Beyond Borders Navigating The Journey.

In a world in which borders, structural and relational, act to condemn so many of those seeking refuge to death- in the Mediterranean and Aegean seas, the Sahara and Sonoran deserts, in freezing mountain ranges in the Balkans and in the back of airless refrigerated trucks- those engaged in movements of solidarity and welcome are increasingly witness to incomprehensible levels of both suffering, and of courage.

Informal Refugee Camp at Athens Port, 2017 Photo credit Marcelo Biglia

As antidote to electoral gains for the far-right, to discourses of racism and Other-ing- and the violence that is its logical conclusion- networks of community-based volunteers have mobilised in many contexts in Europe.

As antidote to electoral gains for the far-right, to discourses of racism and Other-ing- and the violence that is its logical conclusion- networks of community-based volunteers have mobilised in many contexts in Europe. A wide cohort of young and older people from diverse life paths and experiences have gotten involved in organising Search and Rescue ships and missions, mobile medical clinics, informal educational structures, hot food kitchens in places of limbo, legal guidance and advice services and places of respite and temporary refuge for those on the move. Networks of volunteer therapists, psycho-social support and social care workers have also tried to accompany and journey with profoundly brave families and individuals as they navigate exile and the deep existential dislocation that comes with forced displacement.

This work and witness, of growing collective participation in struggles for justice and rights beyond borders, has been one that has deepened understanding and practise, formed enduring relationships and been a source of empathetic community building, as well as of grief. But, increasingly, the pain takes its toll- of observing the traumatic risks and humiliations that so many women, men and children seeking refuge are forced to endure- and of recognising our collective complicity. The demoralisation of watching the consolidating necro-politic of EU asylum policies sometimes overwhelms. And when that weight- and responsibility- of witness gets heavier, there is too often a lack of supports available to process experiences around which little meaning can be made.

The project, Working For A Better World- Sustaining Civic Response, hopes to better equip organisations and volunteer networks working with refugee, asylum-seeking, migrant and undocumented communities to be able to navigate the impacts of the work.

In response to this gap, Comhlamh is participating in an Erasmus+ project over the next two and a half years- a project which has been co-conceptualised and co-created with partner organisations from Greece, Italy and Spain. The project, Working For A Better World- Sustaining Civic Response, hopes to better equip organisations and volunteer networks working with refugee, asylum-seeking, migrant and undocumented communities to be able to navigate the impacts of the work. Through working through a strengths-based, integrative, non-pathologising model (one that honours the strength and resilience of the communities worked with), the project seeks to provide accessible psycho-educational tools, trainings and processes. These resources aim to provide for better and more nuanced understanding of trauma and the brain, trauma and the autonomic nervous system, vicarious trauma, stress and burn-out/rust-out, meaning-making and mind, body and breath stabilisation and self-regulation techniques and protocols.  

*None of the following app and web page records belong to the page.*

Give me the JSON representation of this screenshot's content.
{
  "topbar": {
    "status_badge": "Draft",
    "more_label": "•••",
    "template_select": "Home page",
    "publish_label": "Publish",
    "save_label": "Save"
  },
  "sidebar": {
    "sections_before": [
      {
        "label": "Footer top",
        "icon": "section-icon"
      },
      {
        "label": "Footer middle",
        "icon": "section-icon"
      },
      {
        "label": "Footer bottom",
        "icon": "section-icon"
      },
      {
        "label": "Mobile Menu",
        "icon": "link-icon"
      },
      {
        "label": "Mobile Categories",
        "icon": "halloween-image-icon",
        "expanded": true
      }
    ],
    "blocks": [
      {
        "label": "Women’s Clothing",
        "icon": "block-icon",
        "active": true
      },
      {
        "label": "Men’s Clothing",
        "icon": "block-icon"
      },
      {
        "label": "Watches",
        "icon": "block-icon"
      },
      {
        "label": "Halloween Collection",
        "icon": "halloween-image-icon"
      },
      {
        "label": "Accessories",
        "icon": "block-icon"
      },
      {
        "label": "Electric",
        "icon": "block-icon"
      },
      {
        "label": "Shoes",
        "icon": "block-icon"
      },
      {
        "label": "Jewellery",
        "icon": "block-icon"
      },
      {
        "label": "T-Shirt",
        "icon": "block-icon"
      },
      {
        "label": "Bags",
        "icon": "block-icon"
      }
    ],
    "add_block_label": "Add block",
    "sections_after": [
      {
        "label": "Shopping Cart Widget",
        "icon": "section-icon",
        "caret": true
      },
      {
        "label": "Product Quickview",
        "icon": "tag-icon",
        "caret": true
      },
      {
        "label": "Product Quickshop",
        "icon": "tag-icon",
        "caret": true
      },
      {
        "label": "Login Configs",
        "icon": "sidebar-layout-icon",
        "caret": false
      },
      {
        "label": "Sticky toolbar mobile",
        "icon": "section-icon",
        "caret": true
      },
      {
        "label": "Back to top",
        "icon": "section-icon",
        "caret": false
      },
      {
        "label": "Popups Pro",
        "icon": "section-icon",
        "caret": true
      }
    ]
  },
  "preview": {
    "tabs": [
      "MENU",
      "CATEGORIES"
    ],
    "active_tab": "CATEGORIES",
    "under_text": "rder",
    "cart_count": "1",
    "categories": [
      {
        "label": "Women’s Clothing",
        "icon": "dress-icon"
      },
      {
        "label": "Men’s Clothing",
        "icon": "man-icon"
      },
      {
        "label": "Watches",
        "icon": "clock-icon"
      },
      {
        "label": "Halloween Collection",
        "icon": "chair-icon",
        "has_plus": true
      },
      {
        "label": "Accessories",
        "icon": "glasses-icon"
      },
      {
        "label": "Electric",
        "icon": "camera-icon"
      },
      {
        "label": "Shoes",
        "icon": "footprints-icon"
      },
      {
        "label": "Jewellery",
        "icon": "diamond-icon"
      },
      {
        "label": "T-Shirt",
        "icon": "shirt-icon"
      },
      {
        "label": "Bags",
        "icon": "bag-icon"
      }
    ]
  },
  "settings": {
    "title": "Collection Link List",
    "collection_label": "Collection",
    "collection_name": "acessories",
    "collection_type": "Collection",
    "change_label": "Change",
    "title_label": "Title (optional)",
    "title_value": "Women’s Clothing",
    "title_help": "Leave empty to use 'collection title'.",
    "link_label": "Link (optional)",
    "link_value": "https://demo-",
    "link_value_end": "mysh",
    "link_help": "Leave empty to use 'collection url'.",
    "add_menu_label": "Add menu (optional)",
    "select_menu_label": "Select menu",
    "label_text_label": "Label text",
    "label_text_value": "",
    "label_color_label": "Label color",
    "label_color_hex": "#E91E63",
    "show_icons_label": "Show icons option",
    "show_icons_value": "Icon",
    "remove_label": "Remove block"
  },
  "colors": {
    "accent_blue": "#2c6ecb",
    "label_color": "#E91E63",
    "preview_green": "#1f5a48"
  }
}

Though building better self and peer-based collective care is a process that takes time, the possibilities for consolidating relevant and context-specific psycho-social and mental health supports is a project that Comhlamh believes deeply in, and is looking forward to working on over the coming two years.

Volunteers and activists have filled the vacuum of state inaction over the past years in response to the increasingly perilous refuge-seeking journeys undertaken by millions of women, men and children. Solidarity networks have responded with commitment, care, creativity and a refusal of a status quo of injustice. We hope to be able to honour that work and respond by building resources that can, we believe, be of both practical use to, and provide solace and subtle empowerment for, those on front-line and community-based contexts of witness, and of action.

by Caoimhe Butterly